Saturday, February 09, 2008

Mixing Pop and Politics (5)

Obscure Factoid of the day.

It's hard to believe but - to the best of my knowledge - Style Council's 1985 album, Our Favourite Shop, was . . . . sod it. I'm too embarrassed to admit it on the blog . . . though I've probably mentioned the shame of it on the blog before. Can't remember.

Might come clean about it tomorrow.

7 comments:

Reidski said...

Come on, what the hell is the obscure factoid?

Reidski said...

Wait, has it something to do with Lenny Henry making an appearance and him being a Celtic fan?

Will said...

...was one of the best albums released in the whole of the 80s

Will said...

And the wiki entry has a rather good description:

"ur Favourite Shop is the second album from the band The Style Council. The majority of the album's material was released (with different sequencing and packaged in an entirely different cover design) in the USA as Internationalists by Geffen Records.

Lyrical targets include racism, excessive consumerism, the effects of self-serving governments, the suicide of one of Weller's friends and what the band saw as an exasperating lack of opposition to the status quo. All of this pessimism is countered with an overarching sense of hope and delight that alternatives do actually exist -- if only they can be seen."

http://en.wikipedia.org/wiki/Internationalists

Darren said...

*red face*

I understand that it was the last album to be reviewed in the pages of the Socialist Standard. I hope I'm wrong, btw.

A generally positive review, but think about of all the good political albums down the years since then that could have been reviewed in the pages of the Socialist Standard:

No Public Enemy. No Steve Earle. No Chumbawumba. No Robert Wyatt. No Le Tigre. No The Coup. No Attila the Stockbroker. No Anti-Flag. No Billy Bragg. No Manic Street Preachers. No S Club 7.

Shocking when you think about it.

Even Socialist Appeal probably has a better record of reviewing music within its pages.

Reidski,
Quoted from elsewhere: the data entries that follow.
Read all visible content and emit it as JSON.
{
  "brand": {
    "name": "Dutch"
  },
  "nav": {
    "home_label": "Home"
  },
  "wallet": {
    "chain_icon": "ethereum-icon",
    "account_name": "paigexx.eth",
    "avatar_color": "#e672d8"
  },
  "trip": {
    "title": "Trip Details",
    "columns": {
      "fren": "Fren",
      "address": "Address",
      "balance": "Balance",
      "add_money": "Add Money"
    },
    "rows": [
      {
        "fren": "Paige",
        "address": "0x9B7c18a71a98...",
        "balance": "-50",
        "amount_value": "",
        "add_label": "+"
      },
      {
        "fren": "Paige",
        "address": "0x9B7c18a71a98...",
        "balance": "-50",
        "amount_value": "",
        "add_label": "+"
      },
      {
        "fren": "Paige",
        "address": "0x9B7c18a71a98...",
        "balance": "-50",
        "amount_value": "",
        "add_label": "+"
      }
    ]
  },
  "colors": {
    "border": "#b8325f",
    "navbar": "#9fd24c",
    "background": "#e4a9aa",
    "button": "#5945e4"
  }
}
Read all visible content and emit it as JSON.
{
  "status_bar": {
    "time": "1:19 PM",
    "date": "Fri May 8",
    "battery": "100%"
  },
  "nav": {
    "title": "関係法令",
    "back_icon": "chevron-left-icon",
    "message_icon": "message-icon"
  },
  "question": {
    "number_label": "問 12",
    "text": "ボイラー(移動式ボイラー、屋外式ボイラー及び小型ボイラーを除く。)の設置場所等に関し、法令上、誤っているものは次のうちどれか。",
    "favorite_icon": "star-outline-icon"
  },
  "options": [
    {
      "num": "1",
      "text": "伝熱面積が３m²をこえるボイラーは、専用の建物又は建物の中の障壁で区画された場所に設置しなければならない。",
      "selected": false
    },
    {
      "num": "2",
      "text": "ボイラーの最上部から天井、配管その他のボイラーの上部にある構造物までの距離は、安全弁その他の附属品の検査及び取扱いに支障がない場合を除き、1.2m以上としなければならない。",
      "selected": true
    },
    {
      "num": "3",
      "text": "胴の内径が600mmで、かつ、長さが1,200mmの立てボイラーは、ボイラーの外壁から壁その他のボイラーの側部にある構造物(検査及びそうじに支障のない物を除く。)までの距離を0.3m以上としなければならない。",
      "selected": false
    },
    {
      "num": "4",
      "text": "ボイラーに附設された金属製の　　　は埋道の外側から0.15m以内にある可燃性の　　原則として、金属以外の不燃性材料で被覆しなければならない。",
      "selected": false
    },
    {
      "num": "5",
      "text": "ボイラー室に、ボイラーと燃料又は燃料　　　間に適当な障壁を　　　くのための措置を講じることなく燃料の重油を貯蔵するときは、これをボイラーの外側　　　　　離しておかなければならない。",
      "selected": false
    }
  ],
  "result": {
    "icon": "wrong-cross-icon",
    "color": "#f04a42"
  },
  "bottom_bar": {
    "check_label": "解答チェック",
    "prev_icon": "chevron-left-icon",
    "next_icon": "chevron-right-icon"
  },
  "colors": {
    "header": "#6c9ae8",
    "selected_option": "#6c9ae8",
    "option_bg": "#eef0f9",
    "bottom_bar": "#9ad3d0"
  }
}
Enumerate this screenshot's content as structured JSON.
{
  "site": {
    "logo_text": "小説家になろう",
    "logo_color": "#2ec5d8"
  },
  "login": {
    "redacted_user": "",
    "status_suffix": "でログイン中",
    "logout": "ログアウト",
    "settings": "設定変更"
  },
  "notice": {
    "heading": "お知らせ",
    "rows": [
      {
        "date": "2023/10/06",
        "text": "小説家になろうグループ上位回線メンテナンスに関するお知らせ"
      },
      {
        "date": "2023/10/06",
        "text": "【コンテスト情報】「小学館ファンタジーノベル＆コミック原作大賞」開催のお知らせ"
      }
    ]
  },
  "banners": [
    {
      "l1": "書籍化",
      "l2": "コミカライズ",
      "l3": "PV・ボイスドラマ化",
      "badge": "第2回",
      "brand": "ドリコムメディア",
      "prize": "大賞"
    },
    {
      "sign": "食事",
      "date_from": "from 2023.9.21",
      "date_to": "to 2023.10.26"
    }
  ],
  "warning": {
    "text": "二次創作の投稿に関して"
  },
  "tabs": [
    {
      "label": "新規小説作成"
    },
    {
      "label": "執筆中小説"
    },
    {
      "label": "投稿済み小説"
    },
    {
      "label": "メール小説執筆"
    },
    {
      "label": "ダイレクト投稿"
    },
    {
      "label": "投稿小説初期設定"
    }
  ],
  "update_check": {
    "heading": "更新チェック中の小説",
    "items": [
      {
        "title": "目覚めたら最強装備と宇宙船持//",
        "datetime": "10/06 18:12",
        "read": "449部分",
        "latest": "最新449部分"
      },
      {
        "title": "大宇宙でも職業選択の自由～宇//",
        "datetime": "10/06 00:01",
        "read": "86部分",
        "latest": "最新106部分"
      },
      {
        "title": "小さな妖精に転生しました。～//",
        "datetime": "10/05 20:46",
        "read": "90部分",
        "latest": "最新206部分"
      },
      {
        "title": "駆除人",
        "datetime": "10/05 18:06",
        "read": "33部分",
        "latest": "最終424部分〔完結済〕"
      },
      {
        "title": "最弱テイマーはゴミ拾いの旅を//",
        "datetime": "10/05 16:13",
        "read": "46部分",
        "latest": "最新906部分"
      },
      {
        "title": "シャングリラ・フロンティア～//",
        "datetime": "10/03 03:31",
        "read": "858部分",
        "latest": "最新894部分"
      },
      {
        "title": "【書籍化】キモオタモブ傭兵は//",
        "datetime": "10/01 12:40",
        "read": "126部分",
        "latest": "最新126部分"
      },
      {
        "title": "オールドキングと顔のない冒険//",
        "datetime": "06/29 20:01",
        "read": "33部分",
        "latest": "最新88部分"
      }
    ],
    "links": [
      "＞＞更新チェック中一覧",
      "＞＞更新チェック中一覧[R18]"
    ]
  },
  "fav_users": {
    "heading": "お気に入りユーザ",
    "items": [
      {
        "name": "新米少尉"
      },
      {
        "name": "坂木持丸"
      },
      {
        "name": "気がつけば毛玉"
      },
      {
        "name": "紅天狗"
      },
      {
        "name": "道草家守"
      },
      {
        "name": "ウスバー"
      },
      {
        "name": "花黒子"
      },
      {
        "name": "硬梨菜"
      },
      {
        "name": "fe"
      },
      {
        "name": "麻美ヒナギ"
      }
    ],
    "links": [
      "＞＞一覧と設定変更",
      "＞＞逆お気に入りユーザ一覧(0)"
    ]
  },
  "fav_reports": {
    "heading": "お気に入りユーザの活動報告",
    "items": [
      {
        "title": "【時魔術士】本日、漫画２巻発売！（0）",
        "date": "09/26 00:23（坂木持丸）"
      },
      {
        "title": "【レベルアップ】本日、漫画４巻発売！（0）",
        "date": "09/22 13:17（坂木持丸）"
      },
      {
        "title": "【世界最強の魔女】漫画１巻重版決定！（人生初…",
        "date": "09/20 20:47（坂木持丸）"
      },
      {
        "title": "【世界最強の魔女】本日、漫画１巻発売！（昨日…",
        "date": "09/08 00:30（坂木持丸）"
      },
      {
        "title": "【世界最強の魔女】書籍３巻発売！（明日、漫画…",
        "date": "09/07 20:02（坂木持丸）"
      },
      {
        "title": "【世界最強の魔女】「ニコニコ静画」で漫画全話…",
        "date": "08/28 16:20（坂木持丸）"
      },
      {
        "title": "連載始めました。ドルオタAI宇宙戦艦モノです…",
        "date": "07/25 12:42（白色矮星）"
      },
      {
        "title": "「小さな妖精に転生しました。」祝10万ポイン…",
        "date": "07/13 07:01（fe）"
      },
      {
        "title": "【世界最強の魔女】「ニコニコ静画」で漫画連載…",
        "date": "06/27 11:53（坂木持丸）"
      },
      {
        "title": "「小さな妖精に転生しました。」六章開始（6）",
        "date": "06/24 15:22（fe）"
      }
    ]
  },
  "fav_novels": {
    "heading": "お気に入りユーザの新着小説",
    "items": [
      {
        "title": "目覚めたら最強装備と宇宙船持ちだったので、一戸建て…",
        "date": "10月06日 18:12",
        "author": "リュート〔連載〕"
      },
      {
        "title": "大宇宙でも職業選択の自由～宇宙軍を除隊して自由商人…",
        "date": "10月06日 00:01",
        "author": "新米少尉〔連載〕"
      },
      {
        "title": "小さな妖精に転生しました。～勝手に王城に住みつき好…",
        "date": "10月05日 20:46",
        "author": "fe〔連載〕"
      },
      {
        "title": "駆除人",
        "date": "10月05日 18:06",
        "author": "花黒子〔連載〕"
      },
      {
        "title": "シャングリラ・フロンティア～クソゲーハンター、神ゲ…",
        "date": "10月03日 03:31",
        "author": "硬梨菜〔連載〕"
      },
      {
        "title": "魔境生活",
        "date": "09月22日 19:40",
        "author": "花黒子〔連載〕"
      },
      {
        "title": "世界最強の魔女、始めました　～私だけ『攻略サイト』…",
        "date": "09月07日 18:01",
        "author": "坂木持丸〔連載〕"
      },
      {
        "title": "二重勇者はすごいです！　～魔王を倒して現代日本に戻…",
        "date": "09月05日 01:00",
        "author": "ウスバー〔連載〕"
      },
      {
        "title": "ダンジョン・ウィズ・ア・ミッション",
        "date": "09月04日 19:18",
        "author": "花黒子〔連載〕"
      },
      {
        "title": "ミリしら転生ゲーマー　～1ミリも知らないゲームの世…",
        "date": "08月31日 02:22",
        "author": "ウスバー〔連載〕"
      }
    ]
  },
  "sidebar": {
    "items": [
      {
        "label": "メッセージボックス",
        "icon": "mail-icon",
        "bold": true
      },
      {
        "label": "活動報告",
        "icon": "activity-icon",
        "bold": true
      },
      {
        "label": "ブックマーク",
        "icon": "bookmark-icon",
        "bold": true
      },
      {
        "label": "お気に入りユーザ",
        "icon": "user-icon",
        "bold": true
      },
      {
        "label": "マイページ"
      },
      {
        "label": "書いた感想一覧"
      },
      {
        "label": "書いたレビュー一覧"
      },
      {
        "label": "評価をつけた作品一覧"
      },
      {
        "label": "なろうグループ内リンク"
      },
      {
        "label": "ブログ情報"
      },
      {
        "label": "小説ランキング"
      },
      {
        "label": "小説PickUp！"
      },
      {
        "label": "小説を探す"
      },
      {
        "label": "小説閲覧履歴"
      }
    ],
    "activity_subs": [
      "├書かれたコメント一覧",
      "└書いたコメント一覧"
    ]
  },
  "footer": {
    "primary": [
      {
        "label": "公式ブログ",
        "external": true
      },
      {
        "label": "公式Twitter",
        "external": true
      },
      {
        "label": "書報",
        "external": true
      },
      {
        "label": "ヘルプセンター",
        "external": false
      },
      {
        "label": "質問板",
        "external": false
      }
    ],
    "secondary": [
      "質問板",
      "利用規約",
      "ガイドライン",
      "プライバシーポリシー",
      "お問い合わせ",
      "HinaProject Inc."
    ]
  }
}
Lenny Henry's a Celtic fan? Still think he's an unfunny *sea with three stars*.

Will,

yep, brilliant album. My second favourite album of 1985.

Always thought that 'Luck' and 'Down In The Seine' were underrated Paul Weller songs.

Phil BC said...

That is shocking. I even recall Socialist Worker reviewing What's the Story Morning Glory? a very long time ago. They have their finger on the pulse of the nation's yoof you see.

Darren said...

The CWI press does album reviews? I'll have to check it out more often.

Yep, it is a bit shameful that the impossibilist press can't bring itself to do more album reviews. Especially when there is a fair share of musicians within the Party ranks.

Anyway Phil, you're only gloating 'cos Jyoti Mishra aka 'White Town' was a member of your tendency in the 80s. ;-)